=== Begin Enclosure ===
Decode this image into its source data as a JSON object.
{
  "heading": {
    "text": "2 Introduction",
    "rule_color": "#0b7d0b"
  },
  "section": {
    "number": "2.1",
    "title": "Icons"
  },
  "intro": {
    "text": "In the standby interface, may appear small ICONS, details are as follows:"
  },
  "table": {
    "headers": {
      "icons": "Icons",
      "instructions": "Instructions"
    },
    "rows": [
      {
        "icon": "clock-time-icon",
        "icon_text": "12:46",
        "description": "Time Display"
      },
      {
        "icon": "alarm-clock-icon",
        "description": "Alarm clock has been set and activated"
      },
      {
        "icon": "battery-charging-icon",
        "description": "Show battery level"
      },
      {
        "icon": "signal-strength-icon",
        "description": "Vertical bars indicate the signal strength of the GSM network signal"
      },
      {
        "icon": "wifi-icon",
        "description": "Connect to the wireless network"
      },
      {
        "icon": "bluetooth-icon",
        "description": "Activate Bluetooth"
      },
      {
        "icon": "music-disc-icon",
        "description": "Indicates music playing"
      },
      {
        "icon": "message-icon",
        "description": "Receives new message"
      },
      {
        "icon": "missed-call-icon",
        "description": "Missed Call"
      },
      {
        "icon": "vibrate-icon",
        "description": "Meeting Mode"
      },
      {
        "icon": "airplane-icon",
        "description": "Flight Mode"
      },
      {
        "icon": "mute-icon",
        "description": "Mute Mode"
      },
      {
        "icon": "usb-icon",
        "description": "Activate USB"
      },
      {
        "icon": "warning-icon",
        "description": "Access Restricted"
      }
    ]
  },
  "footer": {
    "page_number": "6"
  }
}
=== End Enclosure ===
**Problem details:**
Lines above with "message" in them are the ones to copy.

**Reply:**
        "icon": "message-icon",
        "description": "Receives new message"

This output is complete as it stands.